The forum was held on Tuesday night in the Town Hall Auditorium and was moderated by Charlotte Garrell.
Candidates running for Board of Education positions and state positions responded to questions submitted to the moderator by the audience.
The incumbent State Sen. Bob Duff, who represents the 25th district, spoke alongside his colleague, Sen. Andrew McDonald, 27th district, who is running unopposed. Both Duff and McDonald are Democrats.
The state candidates spoke for 45 minutes about varied topics such as the environment, charter schools and health care.
Duff’s challenger, Steve Papadakos, a Republican, was ill and could not attend Candidates Night.

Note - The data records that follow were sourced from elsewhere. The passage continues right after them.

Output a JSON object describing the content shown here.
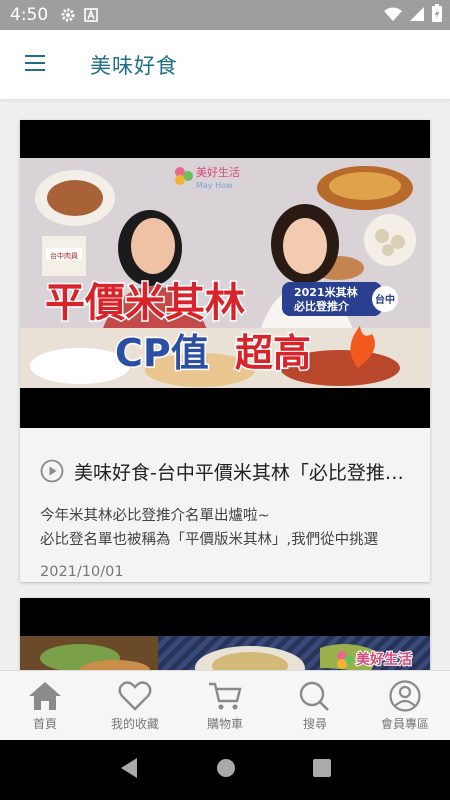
{
  "status_bar": {
    "time": "4:50"
  },
  "app_bar": {
    "title": "美味好食"
  },
  "cards": [
    {
      "title": "美味好食-台中平價米其林「必比登推介」",
      "desc_line1": "今年米其林必比登推介名單出爐啦~",
      "desc_line2": "必比登名單也被稱為「平價版米其林」,我們從中挑選",
      "date": "2021/10/01",
      "thumb": {
        "brand": "美好生活",
        "brand_en": "May How",
        "headline1": "平價米其林",
        "headline2a": "CP值",
        "headline2b": "超高",
        "badge1": "2021米其林",
        "badge2": "必比登推介",
        "badge_city": "台中"
      }
    },
    {
      "thumb": {
        "brand": "美好生活"
      }
    }
  ],
  "bottom_nav": [
    {
      "label": "首頁",
      "icon": "home-icon"
    },
    {
      "label": "我的收藏",
      "icon": "heart-icon"
    },
    {
      "label": "購物車",
      "icon": "cart-icon"
    },
    {
      "label": "搜尋",
      "icon": "search-icon"
    },
    {
      "label": "會員專區",
      "icon": "user-icon"
    }
  ],
  "colors": {
    "accent": "#1f6e87",
    "status_bar": "#9e9e9e"
  }
}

“I think the priority is to be budget watchdogs. . . . I’ll continue to make sure we don’t reverse the really wonderful gains we’ve made over the past couple years,” said Duff. “We want to make sure we’re out there protecting our constituents.”
Duff stated that transportation is a “public safety issue” and “one of the most pressing issues.”
Yep transportation is an issue. But the disaster that is the DOT is the problem. I think we have been overly focused on transportation safety at the expense of investing in mass transportation infrastrucutre that the economic engine of Fairfield County sorely needs. And the unopposed State Rep candidate was on hand too.
McDonald said that transportation-related issues were his passion and that the state needs to expand its vision of transportation beyond just trains. “We need to cut the programs that don’t work,” said Duff. “We need to work together and leave our party affiliations at the door.”
Terrie Wood, a Republican, is running unopposed for State Rep. of the 141st District, replacing long-time State Rep. John Ryan, also a Republican.
Education is the most important issue to Wood, who stated she “wanted to increase the standards for these kids and increase their production.”
All of the candidates spoke in favor of charter schools and against the voucher system — where students who aren’t in public school may use their state education allotment to attend another school — but agreed that education in general was an important priority in Connecticut.
I’m curious about the need for charter schools in Darien, but then maybe test scores aren’t high enough or something.
Another topic raised was regarding state statute 8-30g, which has been the subject of debate in Darien recently. This statute currently allows developers to build projects that might not be otherwise approved in towns where less than the mandated 10 percent of housing is deemed affordable.
“We need to make changes to 8-30g. It ends up really hurting the issue of affordable housing,” said Duff.
According to McDonald, “As a State Senator, I have offered amendments to 8-30g. I have not met with any success, but it’s not for lack of trying.”
Wood agreed that “8-30g has not been successful in the state. We are faced with some applications that are in some cases legal extortion.”
Ah, affordable housing. Well the state statute really doesn’t accomplish what it was intended to do which is encourage those municipalities hovering in the single digit affordable housing counts to build more. That would be towns like Darien. I’d like to see 8-30g change so that the towns like Darien, which benefit from being next to cities like Stamford and Norwalk contribute financially towards the infrastructure that enables economic diversity.
source: Darien-Times, Darien Meets its Next Representatives in Town, State, By Meghan Muldowney, 10/23/2008